§ **TASK ITEM**
Print every record exactly as it appears. Leave the pictures out.

*** PROVIDED RECORDS ***

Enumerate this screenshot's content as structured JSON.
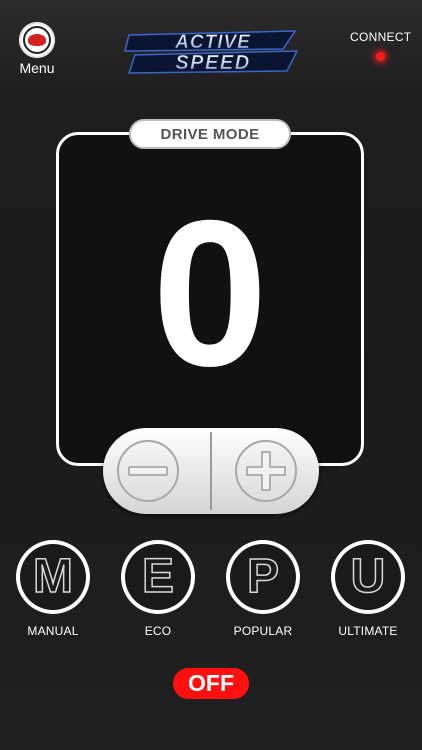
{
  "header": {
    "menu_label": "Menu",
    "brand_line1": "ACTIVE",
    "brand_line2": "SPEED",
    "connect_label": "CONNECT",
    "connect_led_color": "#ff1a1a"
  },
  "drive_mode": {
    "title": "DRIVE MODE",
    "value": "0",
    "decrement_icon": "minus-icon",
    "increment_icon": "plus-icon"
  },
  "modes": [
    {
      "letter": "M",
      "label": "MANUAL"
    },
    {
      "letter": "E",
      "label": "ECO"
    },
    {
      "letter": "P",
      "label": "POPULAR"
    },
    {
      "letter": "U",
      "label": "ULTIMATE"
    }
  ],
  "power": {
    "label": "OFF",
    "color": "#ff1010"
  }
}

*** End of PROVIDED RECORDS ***

§ **ANSWER SECTION**
Enumerate this screenshot's content as structured JSON.
{
  "header": {
    "menu_label": "Menu",
    "brand_line1": "ACTIVE",
    "brand_line2": "SPEED",
    "connect_label": "CONNECT",
    "connect_led_color": "#ff1a1a"
  },
  "drive_mode": {
    "title": "DRIVE MODE",
    "value": "0",
    "decrement_icon": "minus-icon",
    "increment_icon": "plus-icon"
  },
  "modes": [
    {
      "letter": "M",
      "label": "MANUAL"
    },
    {
      "letter": "E",
      "label": "ECO"
    },
    {
      "letter": "P",
      "label": "POPULAR"
    },
    {
      "letter": "U",
      "label": "ULTIMATE"
    }
  ],
  "power": {
    "label": "OFF",
    "color": "#ff1010"
  }
}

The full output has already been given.